Skier dead, 2 injured in Kenai Peninsula avalanche off Seward Highway

Feb. 15—An avalanche south of Summit Lake on the Kenai Peninsula killed a 28-year-old backcountry skier from Anchorage on Tuesday afternoon and injured two others as high winds earlier in the week led to dangerous conditions in the mountains.

The avalanche near the Seward Highway was reported at about 4:30 p.m. about 4 miles north of the Sterling Highway junction. The three skiers were ascending the slope of a mountain east of the Seward Highway when they triggered the avalanche at treeline, authorities say.

The avalanche caught all three and pushed them into a harrowing descent hundreds of feet down the mountain, according to responders with Cooper Landing Emergency Services.

"It broke loose above them and carried them 800 to 1,000 feet down," Cooper Landing EMS deputy chief Clay Adam said Wednesday. "Two of them were able to stay pretty much above the surface or close to it."

Alaska State Troopers on Wednesday identified the person killed as Anchorage resident Joseph Allen.

The two survivors were able to self-rescue but Allen was buried, troopers said. One of the survivors began searching, found Allen and dug him out of the avalanche and started CPR but could not resuscitate him, Adam said.

The Chugach National Forest Avalanche Information Center on Wednesday posted a preliminary report describing the site of the avalanche as John Mountain, at 2,600 feet elevation. The slide, measuring about 150 feet wide and running for 700 vertical feet, had propagated 100 to 200 feet above the skiers at the time it was triggered, according to the preliminary report.

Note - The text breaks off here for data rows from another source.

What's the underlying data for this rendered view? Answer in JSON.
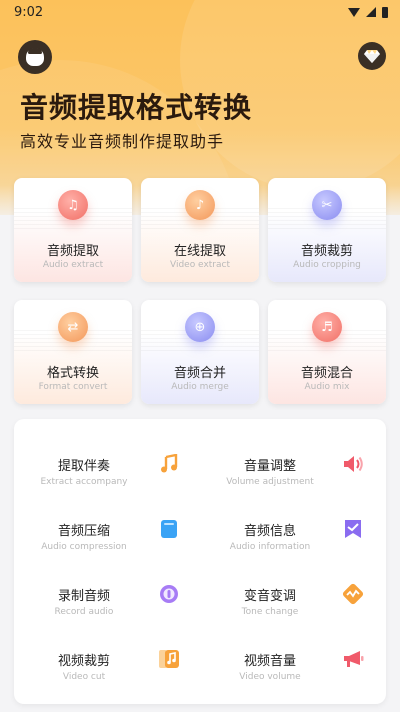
{
  "status_bar": {
    "time": "9:02"
  },
  "header": {
    "title": "音频提取格式转换",
    "subtitle": "高效专业音频制作提取助手"
  },
  "feature_cards": [
    {
      "label": "音频提取",
      "sub": "Audio extract",
      "color": "#f16f66",
      "icon": "audio-extract-icon"
    },
    {
      "label": "在线提取",
      "sub": "Video extract",
      "color": "#f3975a",
      "icon": "video-extract-icon"
    },
    {
      "label": "音频裁剪",
      "sub": "Audio cropping",
      "color": "#8a8cf0",
      "icon": "scissors-icon"
    },
    {
      "label": "格式转换",
      "sub": "Format convert",
      "color": "#f3975a",
      "icon": "format-convert-icon"
    },
    {
      "label": "音频合并",
      "sub": "Audio merge",
      "color": "#8a8cf0",
      "icon": "merge-icon"
    },
    {
      "label": "音频混合",
      "sub": "Audio mix",
      "color": "#f16f66",
      "icon": "mix-icon"
    }
  ],
  "tools": [
    {
      "label": "提取伴奏",
      "sub": "Extract accompany",
      "icon": "music-note-icon",
      "color": "#f7a23b"
    },
    {
      "label": "音量调整",
      "sub": "Volume adjustment",
      "icon": "speaker-icon",
      "color": "#f05a6a"
    },
    {
      "label": "音频压缩",
      "sub": "Audio compression",
      "icon": "book-icon",
      "color": "#3aa3f5"
    },
    {
      "label": "音频信息",
      "sub": "Audio information",
      "icon": "bookmark-icon",
      "color": "#8a6cf0"
    },
    {
      "label": "录制音频",
      "sub": "Record audio",
      "icon": "record-icon",
      "color": "#a77cf5"
    },
    {
      "label": "变音变调",
      "sub": "Tone change",
      "icon": "wave-icon",
      "color": "#f7a23b"
    },
    {
      "label": "视频裁剪",
      "sub": "Video cut",
      "icon": "video-music-icon",
      "color": "#f7a23b"
    },
    {
      "label": "视频音量",
      "sub": "Video volume",
      "icon": "megaphone-icon",
      "color": "#f05a6a"
    }
  ]
}
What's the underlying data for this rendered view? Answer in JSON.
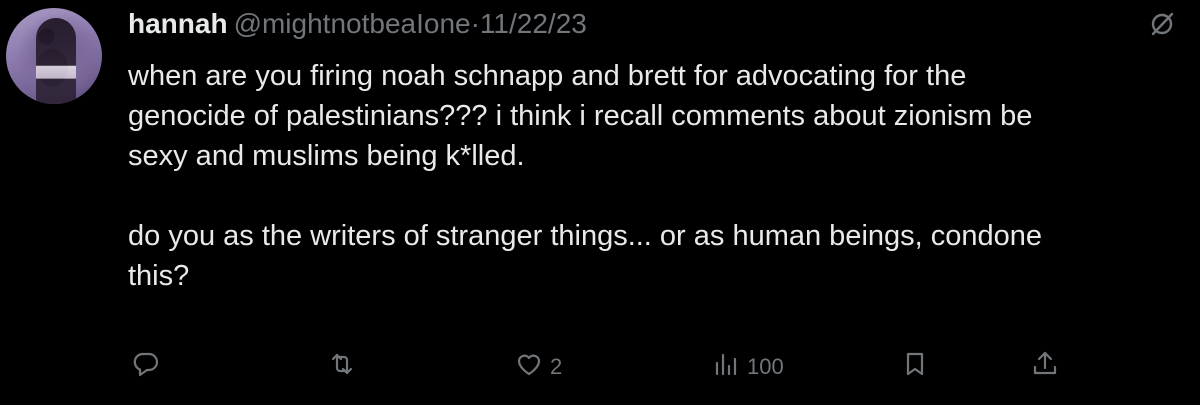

The survivors were taken to a Kenai Peninsula hospital for treatment of injuries described by authorities as serious but not critical. Medics managed to back an ambulance about a mile up a U.S. Forest Service road, Adam said. Alaska Wildlife Troopers brought out the patients via snowmachine. Moose Pass responders and the Forest Service also assisted.

The trio carried avalanche rescue gear including beacons, according to Wendy Wagner, director of the Chugach National Forest Avalanche Information Center.

It's likely that the "very significant wind event" that hammered Southcentral through Tuesday contributed to the instability of the slope that gave way, Wagner said. Forecasters reported gusts of more than 70 mph on the Anchorage Hillside on Monday night.

"That's been hitting most areas in the Kenai Mountains, the western Chugach Mountains," Wagner said Wednesday. "Those winds have been gusting over 80 mph for a couple of days. Yesterday was the second day."

The center's preliminary report said that the slide had failed on a weak layer of snow about 2 feet down in the snowpack at the crown, or top, of the avalanche, and that recent winds had likely loaded snow on the slope in that area — adding stress to that weak layer. The avalanche occurred on a slope with an angle measuring between 30 and 36 degrees.

Wind tends to lead to unstable snow conditions by adding a new layer of snow that's not bonded to the existing layers below or by adding extra weight on top of snowpack that could trigger avalanches in existing weak layers below.

The avalanche center said it planned to issue a full report on Tuesday's avalanche by the end of next week.

Eight people, including Allen, have died in avalanches this season around the United States, according to the Colorado Avalanche Information Center. A German man on a heli-ski trip died after triggering an avalanche on a run near Lake George in the Knik Glacier area earlier this month.

The Chugach National Forest Avalanche Information Center was reporting "considerable" avalanche danger Wednesday at all elevations in the popular Turnagain Pass recreation area more than 20 miles north of the avalanche scene. Forecasters recommended staying "well away" from steeper slopes.

The center also warned of dangerous conditions due to continued high winds and higher temperatures around Chugach State Park.

An observer in the Moose Pass area described natural avalanches on wind-loaded slopes.

In Seward, local officials reported numerous avalanches across Lowell Point Road just south of the city. Public works crews were working to clear snow flowing across the road in places Wednesday afternoon, according to a public notice that urged anyone driving the road to travel before 11 p.m.